New article (August 2018) in Integrating Human Health into Urban and Transport Planning by Mark Nieuwenhuijsen and Haneen Khries (Eds.)
However one defines social cohesion – and several alternatives will be presented in this chapter – it does not characterize contemporary cities. On the contrary, cities are plagued by inequality, while at the same time being at the forefront of economic development. The EU cohesion policy has been instrumental in this divided development. As it directs the structural funds, what the EU means by cohesion has had a profound impact on cities. In the last decades, cohesion has been sought on market conditions, in line with neoliberalism, where the life of the included middle class people has served as a norm to aspire for. This has instead unleashed the potential causes of inequality inherent in the capitalist system and thereby aggravated inequality, most seriously concerning health. Transport and urban planning measures have deepened a community severance between the socially included and the socially excluded by favouring the more profitable transport modes.
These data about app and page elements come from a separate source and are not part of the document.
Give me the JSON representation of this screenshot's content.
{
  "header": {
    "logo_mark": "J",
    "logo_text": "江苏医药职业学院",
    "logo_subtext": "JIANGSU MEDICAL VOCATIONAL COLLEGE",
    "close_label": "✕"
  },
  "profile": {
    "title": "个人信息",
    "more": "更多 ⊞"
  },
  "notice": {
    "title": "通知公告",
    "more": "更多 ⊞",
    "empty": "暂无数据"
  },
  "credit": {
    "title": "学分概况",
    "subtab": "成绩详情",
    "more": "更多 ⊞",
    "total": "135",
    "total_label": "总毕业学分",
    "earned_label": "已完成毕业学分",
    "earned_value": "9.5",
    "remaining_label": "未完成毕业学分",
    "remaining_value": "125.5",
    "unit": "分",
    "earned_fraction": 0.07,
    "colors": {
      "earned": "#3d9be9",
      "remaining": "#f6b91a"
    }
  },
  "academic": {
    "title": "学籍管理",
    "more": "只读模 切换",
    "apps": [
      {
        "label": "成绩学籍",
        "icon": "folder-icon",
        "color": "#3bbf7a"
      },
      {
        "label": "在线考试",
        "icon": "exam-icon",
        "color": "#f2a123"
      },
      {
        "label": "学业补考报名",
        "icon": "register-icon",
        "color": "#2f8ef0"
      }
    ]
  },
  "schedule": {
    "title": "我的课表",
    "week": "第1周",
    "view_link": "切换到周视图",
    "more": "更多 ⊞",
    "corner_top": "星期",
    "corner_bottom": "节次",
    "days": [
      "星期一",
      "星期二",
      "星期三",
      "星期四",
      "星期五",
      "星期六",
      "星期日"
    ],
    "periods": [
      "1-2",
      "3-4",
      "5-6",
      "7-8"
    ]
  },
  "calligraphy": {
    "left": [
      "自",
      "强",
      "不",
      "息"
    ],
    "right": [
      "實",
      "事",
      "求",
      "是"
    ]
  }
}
A social cohesion of cities on current conditions is not a solution because that would aggravate and preserve the problems causing inequalities. Therefore, the causes of inequality should be combated and that should be done in ways where the people affected by the causes are seen as potentials and where these potentials (in particular their experience and knowledge) are taken advantage of. The social cohesion to strive for in cities, thus, is a collective empowerment of people who wants to combat these causes and thereby transform society.
Stigendal, Mikael (2018). Aiming at social cohesion in cites to transform society. In M. Nieuwenhuijsen & H. Khreis (Eds.): Integrating human health into urban and transport planning. Cham: Springer International Publishing